### The task
In the listing below, count each line containing "percent" and answer with the count only.

### Input data
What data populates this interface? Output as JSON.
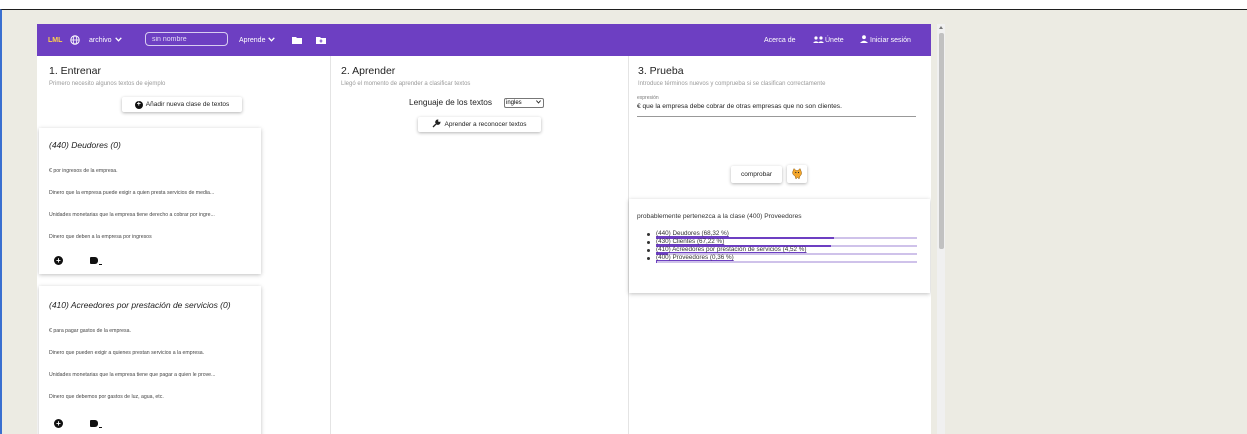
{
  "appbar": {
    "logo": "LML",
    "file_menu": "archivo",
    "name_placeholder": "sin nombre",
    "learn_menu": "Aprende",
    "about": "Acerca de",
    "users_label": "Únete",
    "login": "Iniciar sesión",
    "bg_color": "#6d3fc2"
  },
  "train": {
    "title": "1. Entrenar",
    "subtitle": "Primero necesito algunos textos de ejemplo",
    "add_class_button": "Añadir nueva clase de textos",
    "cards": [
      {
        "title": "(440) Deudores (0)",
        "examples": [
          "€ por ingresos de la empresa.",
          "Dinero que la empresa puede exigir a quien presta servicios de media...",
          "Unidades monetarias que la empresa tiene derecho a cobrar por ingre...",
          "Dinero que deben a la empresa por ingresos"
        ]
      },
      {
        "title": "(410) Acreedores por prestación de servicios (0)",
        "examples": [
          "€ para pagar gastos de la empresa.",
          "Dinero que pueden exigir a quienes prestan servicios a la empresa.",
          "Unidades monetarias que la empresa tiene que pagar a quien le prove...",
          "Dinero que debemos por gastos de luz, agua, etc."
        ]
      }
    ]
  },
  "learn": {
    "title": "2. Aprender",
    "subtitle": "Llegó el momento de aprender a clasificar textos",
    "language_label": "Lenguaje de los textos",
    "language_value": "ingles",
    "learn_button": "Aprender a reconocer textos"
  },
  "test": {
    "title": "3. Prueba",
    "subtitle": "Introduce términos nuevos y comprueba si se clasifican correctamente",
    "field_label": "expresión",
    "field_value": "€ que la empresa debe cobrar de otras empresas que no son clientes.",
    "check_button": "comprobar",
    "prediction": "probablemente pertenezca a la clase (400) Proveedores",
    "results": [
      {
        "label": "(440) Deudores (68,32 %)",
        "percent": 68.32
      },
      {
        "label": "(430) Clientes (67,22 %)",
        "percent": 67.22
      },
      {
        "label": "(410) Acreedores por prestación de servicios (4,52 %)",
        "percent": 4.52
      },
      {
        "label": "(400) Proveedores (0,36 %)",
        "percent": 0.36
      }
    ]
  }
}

### Task solution
4